Corruption is a very serious issue in most African countries and it has negatively impacted on service delivery. Corruption leads to misallocation of scarce resources where public priorities are distorted to facilitate lifestyles of public officials instead of focusing on the ordinary citizens. Corruption mainly affects the poor as they entirely depend on services offered by the government. For instance, in many government health centres drugs are often out of stock either due to delay in delivery of drugs to the health units, theft of drugs by health workers, limited number of drugs or even sending only essential drugs. Those who are fairly well off opt for private clinics. Access roads in most places in the country are also in bad condition and this interferes with business/trade and limits movement. Embezzlement of funds has also contributed to substandard/shoddy work.
WOUGNET, under the project “Empowering local people and communities to monitor district’s services delivery through ICTs”, has built the capacity of the community (Voluntary social accountability committees) to identify and report bad governance issues such as corruption and poor service delivery. It is also building their ICT capacities to explore the opportunities offered by them to promote service delivery. The major tools being used under the project include mobile phones and digital cameras and the Ushahidi platform.
One of the major gaps identified during the implementation of this has been limited ICTs skills by the communities to promote good governance. Support was sought from Indigo Trust to bridge this gap, to support the provision of ICT tools, mobile phones and cameras as well as the training to facilitate the use of the tools. In October 2012, a collaboration was reached with Indigo. Currently trainings for the VSACs from Apac, Kole and Oyam districts have begun to sharpen their reporting skills using ICTs.

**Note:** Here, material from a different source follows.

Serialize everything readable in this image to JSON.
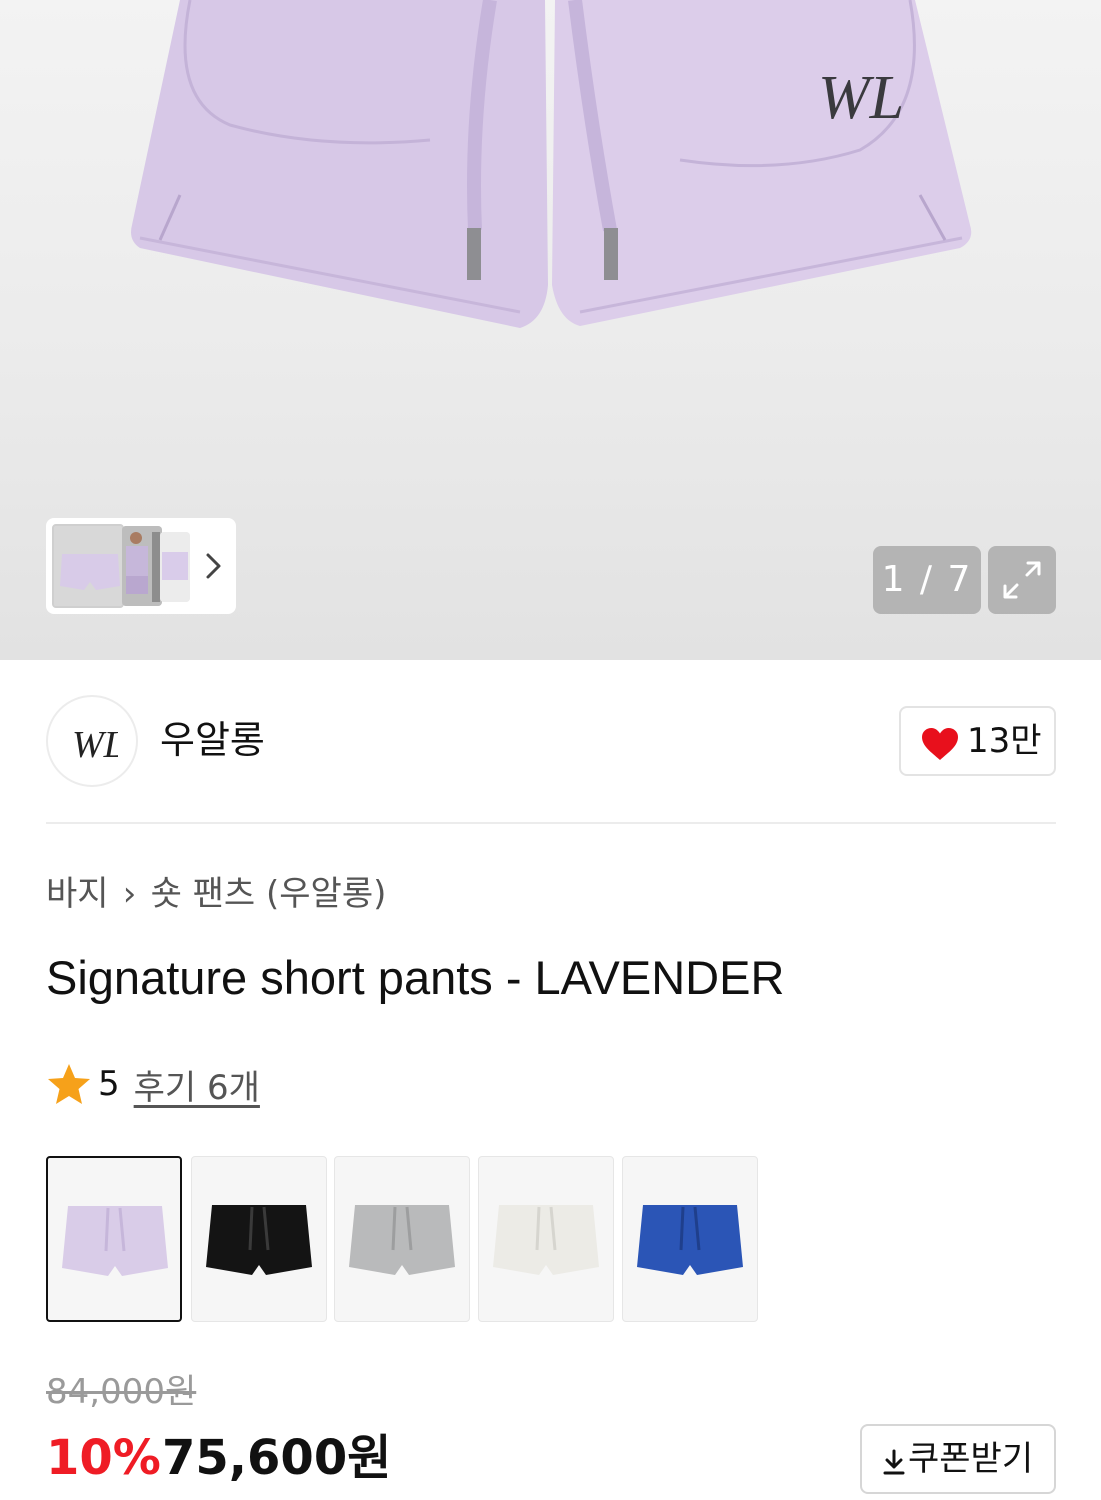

During the training, especially ICT skills capacity building workshop, the VSACs were very excited specifically about the use of Ushahidi platform. When some of them saw their issues in the platform they felt so great as they knew that many people were aware of their plight. Some of them said they never expected to use the internet and believed it was a “thing for the educated”.
VSACs practically uploading poor service delivery issues identified on Ushahidi platform (left participants from Oyam district, right Paska Angulu uploading content).

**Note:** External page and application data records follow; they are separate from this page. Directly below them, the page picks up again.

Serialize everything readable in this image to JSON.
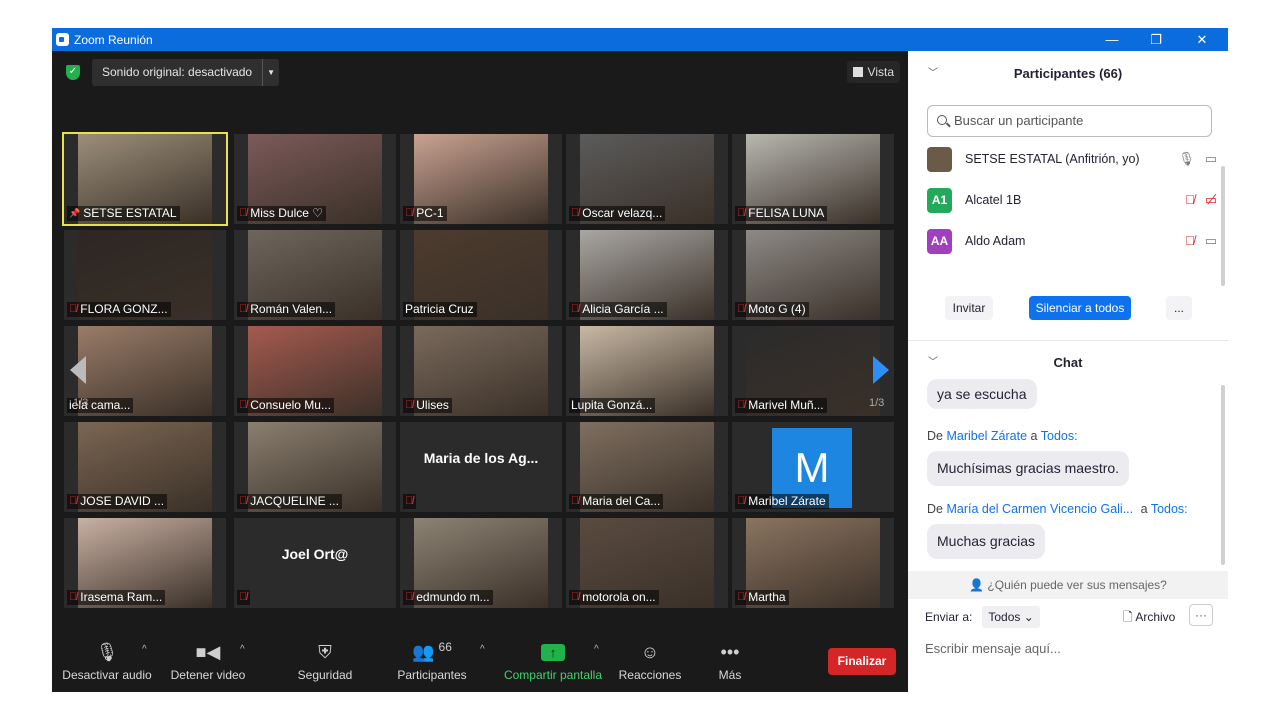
{
  "window": {
    "title": "Zoom Reunión",
    "minimize": "—",
    "restore": "❐",
    "close": "✕"
  },
  "meeting": {
    "sound_button": "Sonido original: desactivado",
    "view_button": "Vista",
    "page_left": "1/3",
    "page_right": "1/3",
    "tiles": [
      {
        "name": "SETSE ESTATAL",
        "muted": false,
        "color": "#9b8f7a"
      },
      {
        "name": "Miss Dulce ♡",
        "muted": true,
        "color": "#7c5a5a"
      },
      {
        "name": "PC-1",
        "muted": true,
        "color": "#c9a291"
      },
      {
        "name": "Oscar velazq...",
        "muted": true,
        "color": "#5b5b5b"
      },
      {
        "name": "FELISA LUNA",
        "muted": true,
        "color": "#b7b7b0"
      },
      {
        "name": "FLORA GONZ...",
        "muted": true,
        "color": "#2d2622"
      },
      {
        "name": "Román Valen...",
        "muted": true,
        "color": "#6e665c"
      },
      {
        "name": "Patricia Cruz",
        "muted": false,
        "color": "#4d3b2e"
      },
      {
        "name": "Alicia García ...",
        "muted": true,
        "color": "#a9a7a3"
      },
      {
        "name": "Moto G (4)",
        "muted": true,
        "color": "#8e8a86"
      },
      {
        "name": "iela cama...",
        "muted": false,
        "color": "#9a7c68"
      },
      {
        "name": "Consuelo Mu...",
        "muted": true,
        "color": "#a55a4f"
      },
      {
        "name": "Ulises",
        "muted": true,
        "color": "#7a6a5c"
      },
      {
        "name": "Lupita Gonzá...",
        "muted": false,
        "color": "#c8b8a4"
      },
      {
        "name": "Marivel Muñ...",
        "muted": true,
        "color": "#2b2b2b"
      },
      {
        "name": "JOSE DAVID ...",
        "muted": true,
        "color": "#7b6652"
      },
      {
        "name": "JACQUELINE ...",
        "muted": true,
        "color": "#8a7f6f"
      },
      {
        "name": "",
        "muted": true,
        "color": "#2b2b2b",
        "big": "Maria de los Ag..."
      },
      {
        "name": "Maria del Ca...",
        "muted": true,
        "color": "#7f6f60"
      },
      {
        "name": "Maribel Zárate",
        "muted": true,
        "color": "#2b2b2b",
        "letter": "M"
      },
      {
        "name": "Irasema Ram...",
        "muted": true,
        "color": "#c9b0a3"
      },
      {
        "name": "",
        "muted": true,
        "color": "#2b2b2b",
        "big": "Joel Ort@"
      },
      {
        "name": "edmundo m...",
        "muted": true,
        "color": "#8d8374"
      },
      {
        "name": "motorola on...",
        "muted": true,
        "color": "#5a4b40"
      },
      {
        "name": "Martha",
        "muted": true,
        "color": "#8b7460"
      }
    ]
  },
  "toolbar": {
    "mute": "Desactivar audio",
    "video": "Detener video",
    "security": "Seguridad",
    "participants": "Participantes",
    "participants_count": "66",
    "share": "Compartir pantalla",
    "reactions": "Reacciones",
    "more": "Más",
    "end": "Finalizar"
  },
  "participants": {
    "header": "Participantes (66)",
    "search_placeholder": "Buscar un participante",
    "list": [
      {
        "name": "SETSE ESTATAL (Anfitrión, yo)",
        "initials": "",
        "color": "#6b5a48"
      },
      {
        "name": "Alcatel 1B",
        "initials": "A1",
        "color": "#23a95a"
      },
      {
        "name": "Aldo Adam",
        "initials": "AA",
        "color": "#a23fbf"
      }
    ],
    "invite": "Invitar",
    "mute_all": "Silenciar a todos",
    "more": "..."
  },
  "chat": {
    "header": "Chat",
    "msg1": "ya se escucha",
    "from_prefix": "De",
    "to_word": "a",
    "sender2": "Maribel Zárate",
    "to2": "Todos:",
    "msg2": "Muchísimas gracias maestro.",
    "sender3": "María del Carmen Vicencio Gali...",
    "to3": "Todos:",
    "msg3": "Muchas gracias",
    "who_can_see": "¿Quién puede ver sus mensajes?",
    "send_to_label": "Enviar a:",
    "send_to_value": "Todos",
    "file": "Archivo",
    "compose_placeholder": "Escribir mensaje aquí..."
  }
}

Mrs. Paska Angulu, a VSAC from Tarogali parish Ibuje sub-county, Apac district said, “I used to type only letters but in the training I got myself uploading issues of poor governance on Ushahidi platform. This really made me build a heart of using computers though I used to fear. It also encouraged and strengthened me to work with WOUGNET”.
In a nutshell, ICTs are very instrumental in promoting good governance if well used. It is something that can be embraced by anyone irrespective of one’s’ level of education as long as one has interest. ICT infrastructure in hard to reach areas need to be strengthened so that rural people are not left behind. Together, let us embrace technology to transform our communities.
Article compiled by Mercy Lillian Ogema and Brenda Otika